While two kids in the audience giggled like mad when the yak puked on Hannah, this latest, and hopefully last, Mummy venture is deadening enough to put most sentient adults to sleep, or at least would be if it wasn't also so gratingly obnoxious. At one point, Li's resurrected warrior screams "AWAKE!" (with sub-titled capital letters) to his hordes of mummified minions, and it felt like he was addressing me personally.
As much as I enjoy making fun of him - primarily because he provides so many reasons to - I really, truly didn't want the Kevin Costner movie Swing Vote to be as bad as it looked. And during the film's early scenes, and at random moments throughout, it wasn't.
It's always great fun, to say nothing of a relief, to see the actor portraying a foul-mouthed, drunken mess, and although director/co-writer Joshua Michael Stern's comedy too-conveniently establishes Costner's Bud Johnson as the child to his precocious 12-year-old daughter Molly's parent, you're immediately won over by his hung-over surliness and omnipresent bed-hair. Swing Vote's premise, which finds this happily apolitical dip responsible for electing our next president, is pretty ludicrous, of course. But the script does an unexpectedly clever, reasonably smart job of showing how the improbable could actually be possible, and once it does, I was expecting the inevitable, comedic complications to be handled with similar wit and economy.

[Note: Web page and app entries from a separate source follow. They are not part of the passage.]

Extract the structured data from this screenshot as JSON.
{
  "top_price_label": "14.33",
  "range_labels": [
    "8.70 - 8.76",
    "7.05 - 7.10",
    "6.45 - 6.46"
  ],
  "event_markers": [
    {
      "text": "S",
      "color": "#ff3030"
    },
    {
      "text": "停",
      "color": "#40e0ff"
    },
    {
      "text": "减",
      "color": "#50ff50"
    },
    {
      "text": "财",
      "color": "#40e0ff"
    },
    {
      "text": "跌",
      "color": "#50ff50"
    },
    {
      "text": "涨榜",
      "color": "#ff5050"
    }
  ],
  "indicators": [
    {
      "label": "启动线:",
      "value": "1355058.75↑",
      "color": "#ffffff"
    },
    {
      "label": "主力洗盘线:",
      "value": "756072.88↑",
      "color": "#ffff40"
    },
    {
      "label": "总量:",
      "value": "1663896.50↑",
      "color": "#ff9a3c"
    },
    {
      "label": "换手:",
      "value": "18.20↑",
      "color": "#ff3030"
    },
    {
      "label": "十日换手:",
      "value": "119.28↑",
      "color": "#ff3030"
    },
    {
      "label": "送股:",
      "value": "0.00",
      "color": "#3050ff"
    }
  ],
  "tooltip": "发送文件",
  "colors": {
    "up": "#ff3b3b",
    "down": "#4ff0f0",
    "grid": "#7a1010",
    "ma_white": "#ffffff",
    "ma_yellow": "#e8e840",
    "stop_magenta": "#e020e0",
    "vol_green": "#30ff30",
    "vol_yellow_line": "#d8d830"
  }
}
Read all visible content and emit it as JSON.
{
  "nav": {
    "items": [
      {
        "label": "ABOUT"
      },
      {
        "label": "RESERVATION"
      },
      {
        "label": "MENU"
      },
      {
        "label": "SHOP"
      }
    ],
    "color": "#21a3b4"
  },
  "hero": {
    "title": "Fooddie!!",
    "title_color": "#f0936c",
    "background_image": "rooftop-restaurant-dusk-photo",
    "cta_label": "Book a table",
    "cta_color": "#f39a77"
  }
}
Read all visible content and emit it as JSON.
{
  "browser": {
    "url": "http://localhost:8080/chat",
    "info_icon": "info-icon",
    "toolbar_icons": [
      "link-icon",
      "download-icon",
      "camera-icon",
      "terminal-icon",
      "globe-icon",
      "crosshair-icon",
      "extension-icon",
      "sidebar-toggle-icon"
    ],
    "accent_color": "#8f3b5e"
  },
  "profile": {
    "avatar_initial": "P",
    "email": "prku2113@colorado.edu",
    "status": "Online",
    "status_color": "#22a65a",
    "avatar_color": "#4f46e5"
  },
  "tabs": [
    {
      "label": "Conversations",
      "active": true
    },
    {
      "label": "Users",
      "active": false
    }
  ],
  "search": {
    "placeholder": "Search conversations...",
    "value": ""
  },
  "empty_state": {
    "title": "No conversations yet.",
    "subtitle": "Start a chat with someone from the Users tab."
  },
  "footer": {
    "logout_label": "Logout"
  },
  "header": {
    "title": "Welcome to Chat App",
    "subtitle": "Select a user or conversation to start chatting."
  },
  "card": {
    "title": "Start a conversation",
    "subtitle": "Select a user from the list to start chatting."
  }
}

Silly, silly me. In no time at all, Swing Vote becomes an unholy disaster. We're prodded into laughing at the expected stereotypes - Kelsey Grammer's Republican prez is a warmongering, camera-ready egotist, Dennis Hopper's Democratic opponent is a liberal wimp promising a "rainbow White House." But then we're prodded into feeling for them, as both are shown to be under the questionable influence of their victory-hungry advisors (Stanley Tucci and Nathan Lane, both doing their best under the circumstances). We're asked to chuckle at Bud's confused, probably inebriated ramblings on TV, and then asked to sob for him whenever he disappoints Molly (the preternaturally confident Madeline Carroll, who's obviously watched Whale Rider). We're cued to roar at Bud's idiot-lout friends, then told to admire them; we're given a movie-long build-up to the dawning of the candidates' consciences, and when they're finally allowed to voice them, we cut to another scene.
There are entertaining sequences, especially the misguided TV spots that echo Bud's presumed beliefs on immigration, gay marriage, and abortion. (It's distasteful to say, but the abortion commercial is really damned funny.) And Mare Winningham shows up as Costner's screwed-up ex, and for two minutes, is so stunningly good that you wish she'd stash the movie in her back pocket and walk away with it. But despite the scattered highs, Swing Vote turns out to be exactly like the characters it mocks. Depressingly shallow and all too easy to see through, it's a movie that'll do anything - anything - to win your approval. Fittingly, you wind up not believing a word it says.